Martinez had no such problems, at least with Ferrick, as the scout put no grade on him lower than a 5—or league average—in his present skills and was mostly 6's and 7's when projecting for the future.
We would see what Martinez became, first with Montreal and then with Boston, when he was the best and most dominant pitcher in baseball. During an era when offenses exploded, seeing Martinez actually post an ERA of 1.74 in 2000 is still one of the great accomplishments in any sport over the last 15 years.
Oh, by the way, Martinez's highest single-season ERA from 1997 through 2003 was 2.89 in 1998 during his first year with the Red Sox.
There are a lot of people who would argue for Manny Ramirez as the best hitter they have ever seen.
May 1991 Scouting Report from Jon Niederer (link)
Makings of fine offensive player. Smooth, fluid swing and plus bat speed, can drive the ball in the gaps. Powerful, average runner who will be better than avg. baserunner because of instincts and aggressiveness. Moves well in outfield, should be at least average defensively, although will need to go to left to make his arm playable. Don't see as home run hitter early in career, but is strong enough to have over the fence power when he gets some loft in his swing.
The Career (1993-2012)
The first thing that jumped out at me reading the scouting report for Manny Ramirez is about his base-running ability and moving well in the outfield.
A lot of things can change between high school and professional baseball, as well as the difficulty of evaluating just one game, but seeing how goofy and awkward Ramirez became on the bases and in the field, it is hard to imagine he was ever competent enough to do either one.
On the flip side, the bat came along swimmingly. Ramirez did add some loft to his swing and found that over-the-fence power. Despite starting in right field when he was with Cleveland, Ramirez did end up moving to left field after joining Boston in 2001.
A .312/.411/.585 career line with 555 home runs should be good enough to Ramirez into the Hall of Immortals, but his repeated performance-enhancing drug violations will likely prevent that from ever happening.
Aside from Walter Johnson, there may not have been a better lefty in baseball history.
October 1985 Scouting Report from Larry Monroe (link)
Shortarmer with M.L. fastball but change-up and curveball-slider pitch too big. Gives away change now and don't like his inconsistency with all stuff. Poor fielder, no move to first, and I don't see enough consistency to like major league, although he has the arm.
The Career (1988-2009)
Randy Johnson is a unique study because of the way his career went. Despite pitching in the big leagues for 22 years, he developed really late. And when I say developed, I mean was throwing the way that we remember at his peak.
Johnson didn't really start hitting his stride until 1994 with Seattle.

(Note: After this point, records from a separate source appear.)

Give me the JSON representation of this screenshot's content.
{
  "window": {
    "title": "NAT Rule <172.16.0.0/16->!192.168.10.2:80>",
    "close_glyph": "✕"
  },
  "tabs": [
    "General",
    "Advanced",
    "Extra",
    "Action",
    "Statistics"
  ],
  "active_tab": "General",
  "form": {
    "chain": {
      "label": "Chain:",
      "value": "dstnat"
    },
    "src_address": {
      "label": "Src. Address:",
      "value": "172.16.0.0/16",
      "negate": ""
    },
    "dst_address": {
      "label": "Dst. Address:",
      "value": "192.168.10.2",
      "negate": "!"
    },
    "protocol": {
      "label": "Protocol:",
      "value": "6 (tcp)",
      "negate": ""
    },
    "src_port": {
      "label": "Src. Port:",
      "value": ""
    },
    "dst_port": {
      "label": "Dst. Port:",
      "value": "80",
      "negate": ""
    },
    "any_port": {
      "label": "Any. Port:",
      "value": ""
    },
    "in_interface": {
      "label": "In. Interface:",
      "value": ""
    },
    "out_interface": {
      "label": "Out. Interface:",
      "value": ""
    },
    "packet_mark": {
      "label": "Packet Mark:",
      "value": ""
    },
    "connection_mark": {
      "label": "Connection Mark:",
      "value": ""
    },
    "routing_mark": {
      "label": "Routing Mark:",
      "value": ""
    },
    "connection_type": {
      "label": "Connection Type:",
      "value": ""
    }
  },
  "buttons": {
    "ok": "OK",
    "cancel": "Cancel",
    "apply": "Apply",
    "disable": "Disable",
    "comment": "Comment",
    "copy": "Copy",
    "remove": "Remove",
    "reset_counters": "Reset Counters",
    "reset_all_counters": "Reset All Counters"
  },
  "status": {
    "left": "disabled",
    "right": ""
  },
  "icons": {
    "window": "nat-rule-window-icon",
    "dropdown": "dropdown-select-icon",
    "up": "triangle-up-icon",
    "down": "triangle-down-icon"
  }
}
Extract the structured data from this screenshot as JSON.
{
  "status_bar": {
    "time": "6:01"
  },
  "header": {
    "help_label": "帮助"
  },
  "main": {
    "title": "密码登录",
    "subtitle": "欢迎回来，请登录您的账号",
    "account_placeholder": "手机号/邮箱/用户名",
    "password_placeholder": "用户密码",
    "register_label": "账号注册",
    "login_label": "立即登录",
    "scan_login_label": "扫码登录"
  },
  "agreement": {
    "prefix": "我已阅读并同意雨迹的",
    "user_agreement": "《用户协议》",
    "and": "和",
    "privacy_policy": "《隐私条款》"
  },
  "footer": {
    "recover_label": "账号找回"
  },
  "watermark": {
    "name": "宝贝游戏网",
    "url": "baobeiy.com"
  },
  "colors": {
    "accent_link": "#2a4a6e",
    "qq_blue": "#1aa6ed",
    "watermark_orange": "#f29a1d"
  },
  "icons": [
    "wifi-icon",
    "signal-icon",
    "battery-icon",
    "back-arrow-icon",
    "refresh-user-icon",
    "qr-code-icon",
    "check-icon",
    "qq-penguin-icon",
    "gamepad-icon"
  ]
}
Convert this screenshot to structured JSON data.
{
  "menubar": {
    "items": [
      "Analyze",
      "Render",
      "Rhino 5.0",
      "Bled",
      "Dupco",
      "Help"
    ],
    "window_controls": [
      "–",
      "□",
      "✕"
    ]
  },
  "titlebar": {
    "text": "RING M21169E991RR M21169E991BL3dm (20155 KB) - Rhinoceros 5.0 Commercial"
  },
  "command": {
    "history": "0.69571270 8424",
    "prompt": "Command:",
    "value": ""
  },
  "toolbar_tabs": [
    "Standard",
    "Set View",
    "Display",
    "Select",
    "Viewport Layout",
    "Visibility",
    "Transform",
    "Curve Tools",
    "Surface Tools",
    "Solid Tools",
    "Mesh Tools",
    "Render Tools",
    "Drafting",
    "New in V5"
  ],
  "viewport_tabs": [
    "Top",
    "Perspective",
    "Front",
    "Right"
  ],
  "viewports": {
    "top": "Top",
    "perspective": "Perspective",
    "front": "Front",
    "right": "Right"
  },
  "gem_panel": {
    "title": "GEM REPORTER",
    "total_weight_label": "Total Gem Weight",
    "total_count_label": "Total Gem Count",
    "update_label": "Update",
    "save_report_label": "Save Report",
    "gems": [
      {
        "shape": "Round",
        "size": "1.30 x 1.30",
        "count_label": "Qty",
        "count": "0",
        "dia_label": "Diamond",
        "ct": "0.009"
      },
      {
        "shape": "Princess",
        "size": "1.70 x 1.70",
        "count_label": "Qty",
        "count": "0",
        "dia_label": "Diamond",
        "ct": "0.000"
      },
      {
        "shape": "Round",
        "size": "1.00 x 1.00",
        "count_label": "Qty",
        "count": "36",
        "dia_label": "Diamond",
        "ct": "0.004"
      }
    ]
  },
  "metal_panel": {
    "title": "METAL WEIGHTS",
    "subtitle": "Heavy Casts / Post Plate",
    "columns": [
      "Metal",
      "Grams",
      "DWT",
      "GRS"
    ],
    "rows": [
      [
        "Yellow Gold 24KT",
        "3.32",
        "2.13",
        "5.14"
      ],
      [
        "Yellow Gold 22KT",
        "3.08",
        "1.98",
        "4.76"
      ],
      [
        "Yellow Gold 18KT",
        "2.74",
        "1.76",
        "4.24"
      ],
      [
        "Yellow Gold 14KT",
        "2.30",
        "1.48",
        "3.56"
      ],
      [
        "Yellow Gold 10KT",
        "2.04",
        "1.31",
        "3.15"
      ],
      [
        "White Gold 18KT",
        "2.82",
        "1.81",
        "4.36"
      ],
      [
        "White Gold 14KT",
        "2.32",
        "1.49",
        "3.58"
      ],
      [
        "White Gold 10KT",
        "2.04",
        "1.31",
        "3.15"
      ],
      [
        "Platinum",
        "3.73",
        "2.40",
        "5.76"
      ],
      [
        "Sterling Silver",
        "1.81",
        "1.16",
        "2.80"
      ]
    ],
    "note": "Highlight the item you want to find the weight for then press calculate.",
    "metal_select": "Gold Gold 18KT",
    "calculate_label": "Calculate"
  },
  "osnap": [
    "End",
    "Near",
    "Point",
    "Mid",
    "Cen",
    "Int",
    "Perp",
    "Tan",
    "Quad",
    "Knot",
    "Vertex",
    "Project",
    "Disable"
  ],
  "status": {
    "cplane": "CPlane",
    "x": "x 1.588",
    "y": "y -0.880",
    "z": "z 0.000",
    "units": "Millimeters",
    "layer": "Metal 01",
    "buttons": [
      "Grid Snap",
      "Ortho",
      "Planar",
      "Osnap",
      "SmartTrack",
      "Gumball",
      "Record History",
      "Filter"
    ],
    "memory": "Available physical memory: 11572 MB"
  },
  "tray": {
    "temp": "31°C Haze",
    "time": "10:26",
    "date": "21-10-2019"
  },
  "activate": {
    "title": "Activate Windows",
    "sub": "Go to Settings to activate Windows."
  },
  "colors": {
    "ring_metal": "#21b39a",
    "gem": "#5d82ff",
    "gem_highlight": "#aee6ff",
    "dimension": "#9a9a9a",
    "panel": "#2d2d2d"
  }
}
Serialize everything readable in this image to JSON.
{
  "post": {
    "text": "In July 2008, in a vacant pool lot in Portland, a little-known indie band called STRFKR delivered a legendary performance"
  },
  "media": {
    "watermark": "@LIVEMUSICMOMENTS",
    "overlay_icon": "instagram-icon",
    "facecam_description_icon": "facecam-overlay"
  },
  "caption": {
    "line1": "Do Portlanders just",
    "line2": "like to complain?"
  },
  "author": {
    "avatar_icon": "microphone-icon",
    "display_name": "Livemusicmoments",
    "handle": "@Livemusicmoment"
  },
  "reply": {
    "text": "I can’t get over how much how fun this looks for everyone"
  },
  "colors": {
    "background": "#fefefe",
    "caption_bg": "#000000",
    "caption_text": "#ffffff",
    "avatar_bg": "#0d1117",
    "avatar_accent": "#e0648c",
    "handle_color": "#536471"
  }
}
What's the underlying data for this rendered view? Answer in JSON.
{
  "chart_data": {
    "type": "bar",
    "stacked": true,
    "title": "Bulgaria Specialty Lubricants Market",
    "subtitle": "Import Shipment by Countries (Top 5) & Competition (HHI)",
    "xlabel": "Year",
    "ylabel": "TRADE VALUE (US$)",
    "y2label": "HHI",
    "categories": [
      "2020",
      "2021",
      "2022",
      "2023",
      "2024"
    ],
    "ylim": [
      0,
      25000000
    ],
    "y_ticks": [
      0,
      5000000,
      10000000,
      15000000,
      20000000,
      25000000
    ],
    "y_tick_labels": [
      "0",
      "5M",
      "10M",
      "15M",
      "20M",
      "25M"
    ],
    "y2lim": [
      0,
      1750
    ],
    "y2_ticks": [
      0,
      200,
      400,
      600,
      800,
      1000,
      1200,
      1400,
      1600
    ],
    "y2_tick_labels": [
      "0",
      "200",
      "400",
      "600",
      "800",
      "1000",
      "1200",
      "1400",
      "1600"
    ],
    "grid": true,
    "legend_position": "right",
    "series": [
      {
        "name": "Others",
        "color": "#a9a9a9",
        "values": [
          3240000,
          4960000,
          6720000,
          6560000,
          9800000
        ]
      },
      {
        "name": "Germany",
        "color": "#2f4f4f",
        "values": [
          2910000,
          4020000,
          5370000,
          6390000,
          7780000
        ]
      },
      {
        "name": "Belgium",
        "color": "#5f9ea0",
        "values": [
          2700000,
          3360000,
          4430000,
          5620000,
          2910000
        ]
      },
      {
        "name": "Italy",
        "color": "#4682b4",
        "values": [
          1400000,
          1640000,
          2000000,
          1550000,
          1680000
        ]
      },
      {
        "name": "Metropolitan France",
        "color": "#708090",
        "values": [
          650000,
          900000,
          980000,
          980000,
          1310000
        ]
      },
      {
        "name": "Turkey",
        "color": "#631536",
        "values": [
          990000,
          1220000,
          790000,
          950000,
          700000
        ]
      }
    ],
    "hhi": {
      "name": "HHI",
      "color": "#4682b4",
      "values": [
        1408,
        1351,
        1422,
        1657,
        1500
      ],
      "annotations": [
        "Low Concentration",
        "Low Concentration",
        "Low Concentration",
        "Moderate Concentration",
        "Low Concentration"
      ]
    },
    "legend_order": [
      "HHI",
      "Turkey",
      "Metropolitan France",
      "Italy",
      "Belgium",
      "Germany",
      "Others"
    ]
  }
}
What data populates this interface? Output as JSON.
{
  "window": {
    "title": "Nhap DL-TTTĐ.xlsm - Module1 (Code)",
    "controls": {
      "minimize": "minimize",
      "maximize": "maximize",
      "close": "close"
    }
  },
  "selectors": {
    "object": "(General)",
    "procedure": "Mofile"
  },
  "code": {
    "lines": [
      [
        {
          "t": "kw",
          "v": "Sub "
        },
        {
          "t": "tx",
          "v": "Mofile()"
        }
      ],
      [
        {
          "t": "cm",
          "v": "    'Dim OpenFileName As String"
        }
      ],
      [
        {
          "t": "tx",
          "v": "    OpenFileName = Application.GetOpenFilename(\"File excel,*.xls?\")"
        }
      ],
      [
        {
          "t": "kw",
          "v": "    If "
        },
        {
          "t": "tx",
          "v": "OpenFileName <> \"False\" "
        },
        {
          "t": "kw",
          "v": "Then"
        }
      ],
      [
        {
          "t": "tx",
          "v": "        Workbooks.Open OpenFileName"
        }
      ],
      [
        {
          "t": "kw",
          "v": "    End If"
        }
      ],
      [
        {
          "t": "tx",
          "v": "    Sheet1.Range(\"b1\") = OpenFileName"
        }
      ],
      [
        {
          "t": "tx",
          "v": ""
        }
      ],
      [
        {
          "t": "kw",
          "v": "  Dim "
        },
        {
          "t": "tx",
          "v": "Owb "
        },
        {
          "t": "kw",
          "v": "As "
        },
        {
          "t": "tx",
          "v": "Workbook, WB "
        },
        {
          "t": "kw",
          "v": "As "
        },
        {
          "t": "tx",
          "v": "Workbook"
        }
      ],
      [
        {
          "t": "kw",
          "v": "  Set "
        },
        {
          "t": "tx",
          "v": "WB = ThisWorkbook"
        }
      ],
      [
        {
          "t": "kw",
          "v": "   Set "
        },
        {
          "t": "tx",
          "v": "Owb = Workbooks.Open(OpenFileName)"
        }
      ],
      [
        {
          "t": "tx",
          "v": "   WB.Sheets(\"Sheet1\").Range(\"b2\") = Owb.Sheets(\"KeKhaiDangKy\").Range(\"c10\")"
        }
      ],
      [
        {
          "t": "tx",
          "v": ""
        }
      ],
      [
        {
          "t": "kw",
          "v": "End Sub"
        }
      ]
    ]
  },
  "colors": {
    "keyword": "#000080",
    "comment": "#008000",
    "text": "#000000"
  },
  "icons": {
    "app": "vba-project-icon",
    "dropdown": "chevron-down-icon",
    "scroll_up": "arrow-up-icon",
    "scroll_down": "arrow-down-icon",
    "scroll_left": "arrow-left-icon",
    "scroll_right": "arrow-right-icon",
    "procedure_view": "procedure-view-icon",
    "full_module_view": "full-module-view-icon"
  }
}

Even though he led the league with 304 strikeouts the year before, he was still walking 99 in 255.1 innings with 16 wild pitches.
It wasn't until Johnson learned to command his fastball and throw the slider on the back foot of right-handed hitters that he became "The Big Unit." The level of dominance and power stuff he had was as good as there was in baseball.
Johnson actually had four straight years with at least 300 strikeouts from 1999 through 2002. To put that in perspective, the number of combined seasons with 300 or more strikeouts by Justin Verlander, Felix Hernandez, Tim Lincecum and Roy Halladay is zero.
On the list of highest career WAR for pitchers, Johnson ranks fifth at 110.3 behind Roger Clemens, Walter Johnson, Cy Young and Greg Maddux. That's not too bad for a pitcher who couldn't throw enough strikes to get recommended for a big league job by a scout just three years before his debut.
For more scouting talk, or anything else bugging you in the world of baseball, feel free to hit me up on Tiwtter with questions or comments.